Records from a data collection

###

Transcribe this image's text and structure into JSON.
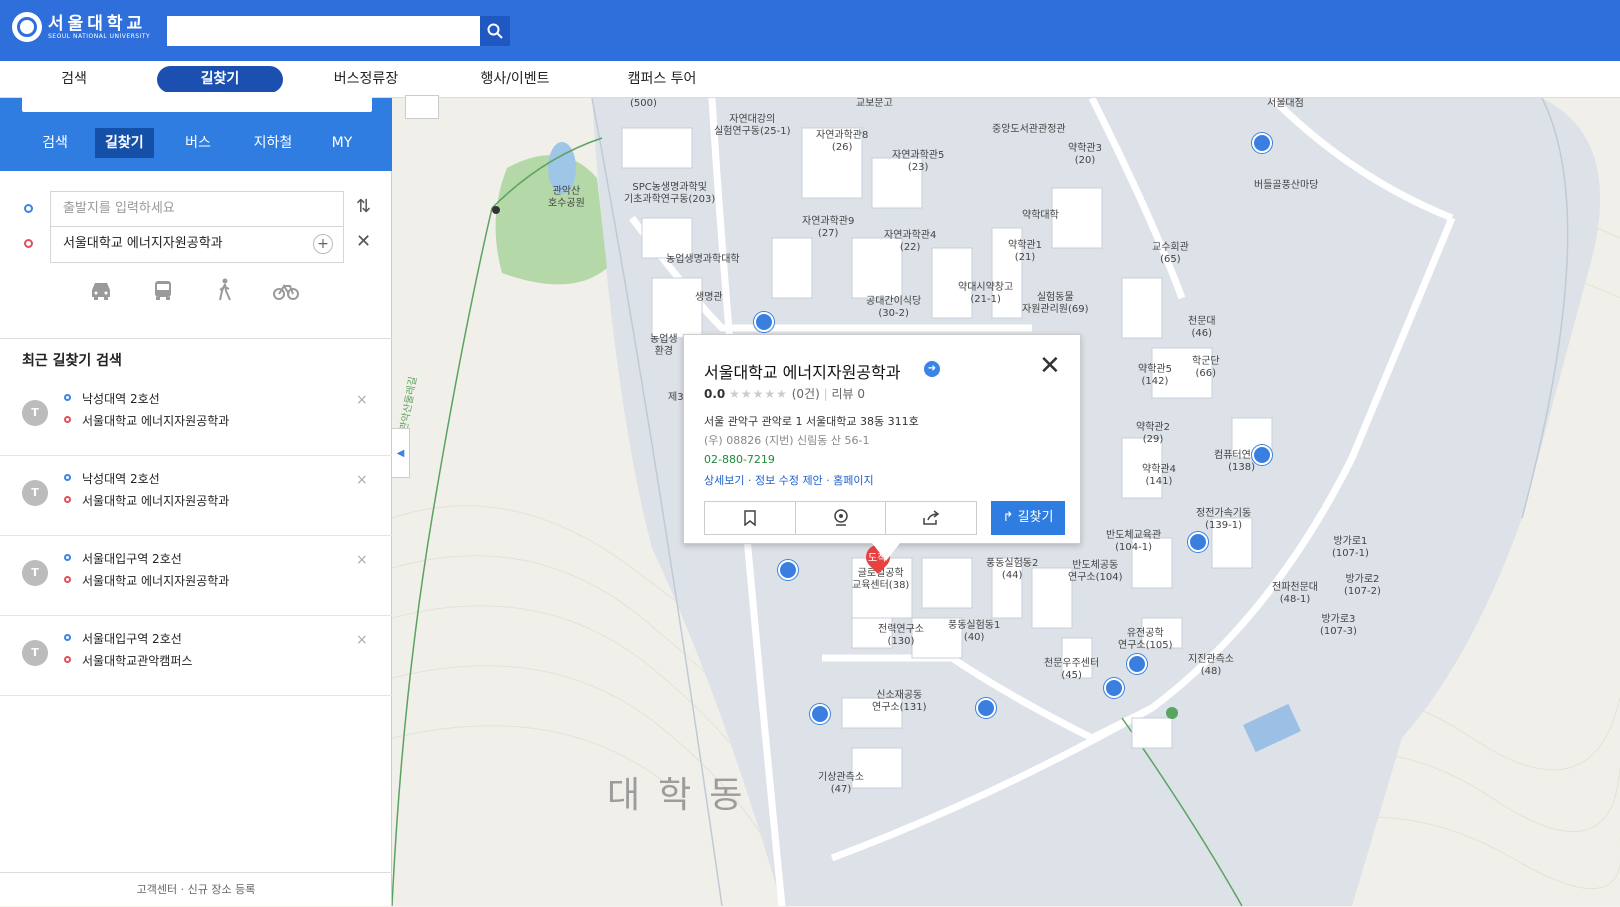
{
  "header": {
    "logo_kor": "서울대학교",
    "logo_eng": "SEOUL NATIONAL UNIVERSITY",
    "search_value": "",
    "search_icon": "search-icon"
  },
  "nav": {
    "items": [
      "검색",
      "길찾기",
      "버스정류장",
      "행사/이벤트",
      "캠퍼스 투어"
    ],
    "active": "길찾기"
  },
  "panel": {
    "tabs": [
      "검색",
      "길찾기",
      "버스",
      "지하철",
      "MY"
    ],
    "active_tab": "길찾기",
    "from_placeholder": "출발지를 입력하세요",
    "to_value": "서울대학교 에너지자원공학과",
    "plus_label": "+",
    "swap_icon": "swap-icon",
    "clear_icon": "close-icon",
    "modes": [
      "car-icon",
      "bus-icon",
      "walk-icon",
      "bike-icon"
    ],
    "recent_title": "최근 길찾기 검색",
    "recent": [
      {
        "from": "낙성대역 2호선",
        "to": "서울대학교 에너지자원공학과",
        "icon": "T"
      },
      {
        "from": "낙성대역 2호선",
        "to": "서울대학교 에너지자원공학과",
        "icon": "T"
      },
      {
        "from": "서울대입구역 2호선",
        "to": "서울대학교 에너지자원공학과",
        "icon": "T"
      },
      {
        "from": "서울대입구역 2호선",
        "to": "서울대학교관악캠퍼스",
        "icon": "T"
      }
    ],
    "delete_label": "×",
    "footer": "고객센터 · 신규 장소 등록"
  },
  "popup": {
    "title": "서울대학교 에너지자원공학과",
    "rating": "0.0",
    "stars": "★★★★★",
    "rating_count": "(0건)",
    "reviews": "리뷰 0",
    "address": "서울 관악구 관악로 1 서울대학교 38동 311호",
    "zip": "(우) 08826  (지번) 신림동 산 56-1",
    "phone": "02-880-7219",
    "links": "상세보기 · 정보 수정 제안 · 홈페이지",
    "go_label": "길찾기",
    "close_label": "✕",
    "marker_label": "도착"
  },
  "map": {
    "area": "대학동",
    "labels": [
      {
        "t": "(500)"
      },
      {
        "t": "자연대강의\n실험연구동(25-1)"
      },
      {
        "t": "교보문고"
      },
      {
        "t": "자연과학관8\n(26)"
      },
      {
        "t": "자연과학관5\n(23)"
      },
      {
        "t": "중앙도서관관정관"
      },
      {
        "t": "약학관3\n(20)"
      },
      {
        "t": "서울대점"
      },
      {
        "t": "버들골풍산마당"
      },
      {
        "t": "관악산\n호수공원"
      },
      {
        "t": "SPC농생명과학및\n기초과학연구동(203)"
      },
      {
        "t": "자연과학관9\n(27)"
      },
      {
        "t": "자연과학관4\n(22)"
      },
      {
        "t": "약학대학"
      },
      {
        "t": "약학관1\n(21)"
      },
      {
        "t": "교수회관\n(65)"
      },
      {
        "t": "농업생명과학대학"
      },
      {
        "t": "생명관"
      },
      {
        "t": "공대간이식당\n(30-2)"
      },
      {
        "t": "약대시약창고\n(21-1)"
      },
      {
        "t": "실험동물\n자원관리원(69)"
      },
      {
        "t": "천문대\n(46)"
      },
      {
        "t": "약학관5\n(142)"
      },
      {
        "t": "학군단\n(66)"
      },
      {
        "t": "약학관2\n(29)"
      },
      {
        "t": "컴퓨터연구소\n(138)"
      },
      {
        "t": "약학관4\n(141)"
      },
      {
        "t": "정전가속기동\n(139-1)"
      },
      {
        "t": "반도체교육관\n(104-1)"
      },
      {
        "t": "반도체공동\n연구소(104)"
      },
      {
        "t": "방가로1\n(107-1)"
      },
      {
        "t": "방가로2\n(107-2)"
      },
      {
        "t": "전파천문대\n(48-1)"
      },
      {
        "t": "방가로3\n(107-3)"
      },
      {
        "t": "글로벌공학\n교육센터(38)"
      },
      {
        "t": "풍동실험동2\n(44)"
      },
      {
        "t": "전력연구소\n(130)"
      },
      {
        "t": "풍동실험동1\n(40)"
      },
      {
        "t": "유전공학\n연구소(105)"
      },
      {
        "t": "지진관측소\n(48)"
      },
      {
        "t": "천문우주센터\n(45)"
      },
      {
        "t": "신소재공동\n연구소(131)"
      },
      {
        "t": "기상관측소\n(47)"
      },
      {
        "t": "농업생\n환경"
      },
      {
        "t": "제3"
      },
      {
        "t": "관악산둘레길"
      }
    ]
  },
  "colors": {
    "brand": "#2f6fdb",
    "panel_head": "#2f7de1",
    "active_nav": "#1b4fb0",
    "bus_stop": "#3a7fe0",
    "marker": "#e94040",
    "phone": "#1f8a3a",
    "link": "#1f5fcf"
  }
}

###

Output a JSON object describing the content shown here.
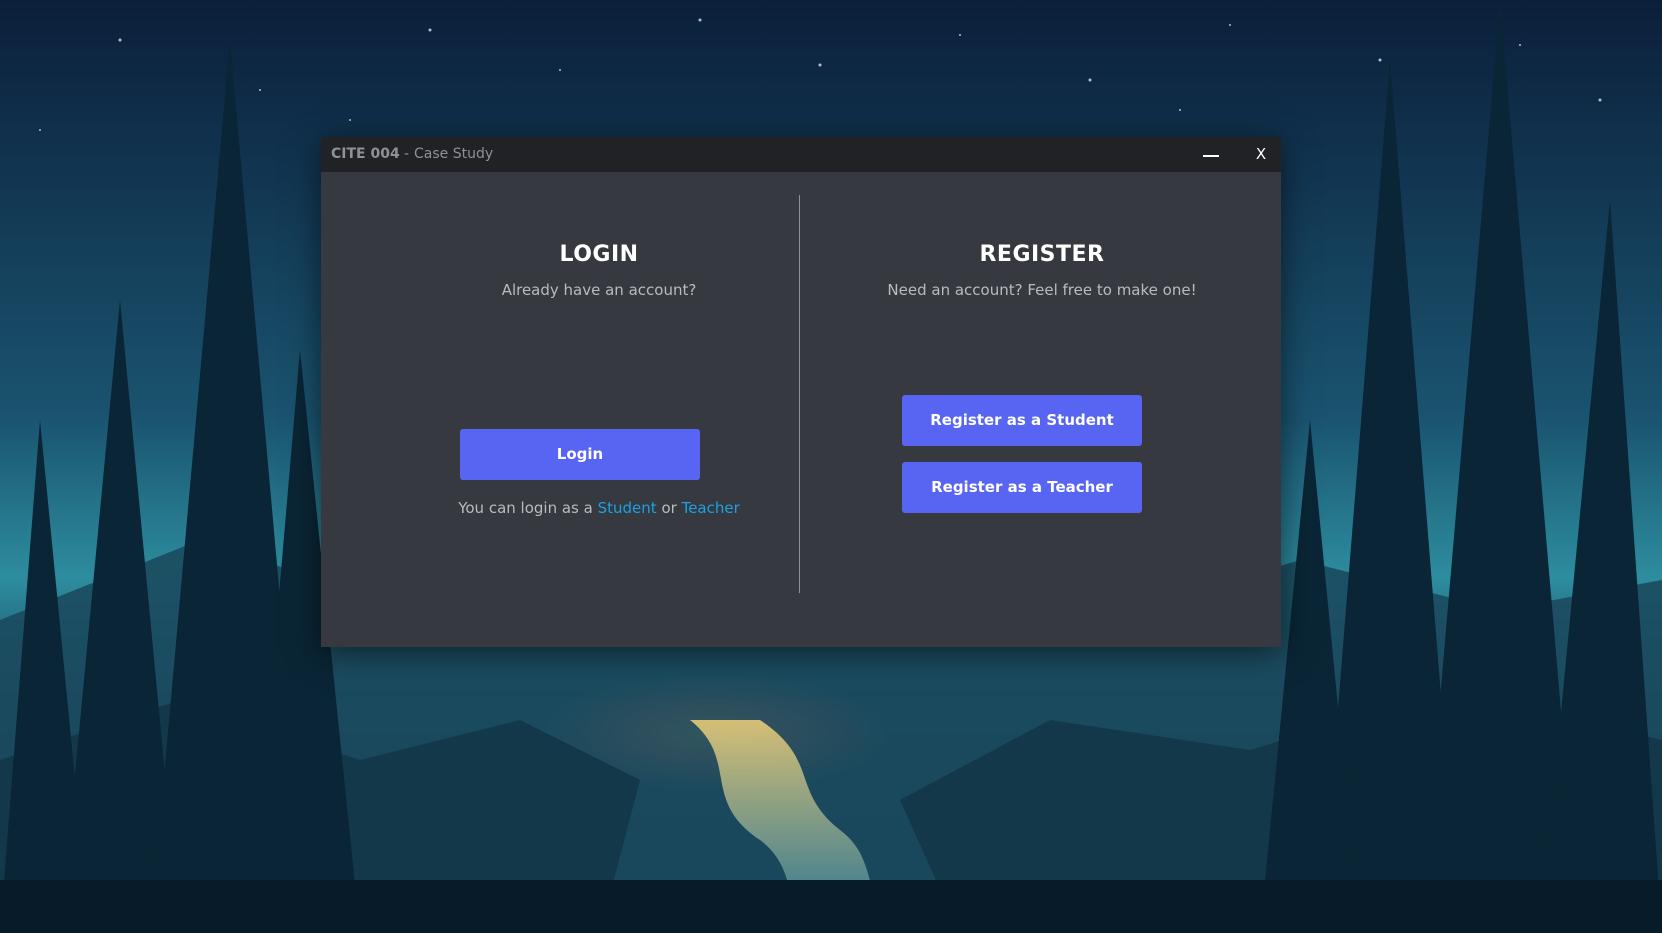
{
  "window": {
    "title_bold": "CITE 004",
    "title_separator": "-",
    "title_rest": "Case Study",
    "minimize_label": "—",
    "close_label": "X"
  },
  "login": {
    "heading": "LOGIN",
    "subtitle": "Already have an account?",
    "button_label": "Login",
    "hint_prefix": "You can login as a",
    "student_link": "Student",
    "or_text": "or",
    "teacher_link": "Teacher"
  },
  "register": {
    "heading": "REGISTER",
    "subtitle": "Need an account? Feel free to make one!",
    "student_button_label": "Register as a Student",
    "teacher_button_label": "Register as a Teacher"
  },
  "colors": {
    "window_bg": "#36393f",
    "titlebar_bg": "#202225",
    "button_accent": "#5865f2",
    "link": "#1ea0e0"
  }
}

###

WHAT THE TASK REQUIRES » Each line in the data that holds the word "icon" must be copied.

EXPECTED ANSWER »
    "search_icon": "search-icon"
    "swap_icon": "swap-icon",
    "clear_icon": "close-icon",
      "car-icon",
      "bus-icon",
      "walk-icon",
      "bike-icon"
        "icon": "T"
        "icon": "T"
        "icon": "T"
        "icon": "T"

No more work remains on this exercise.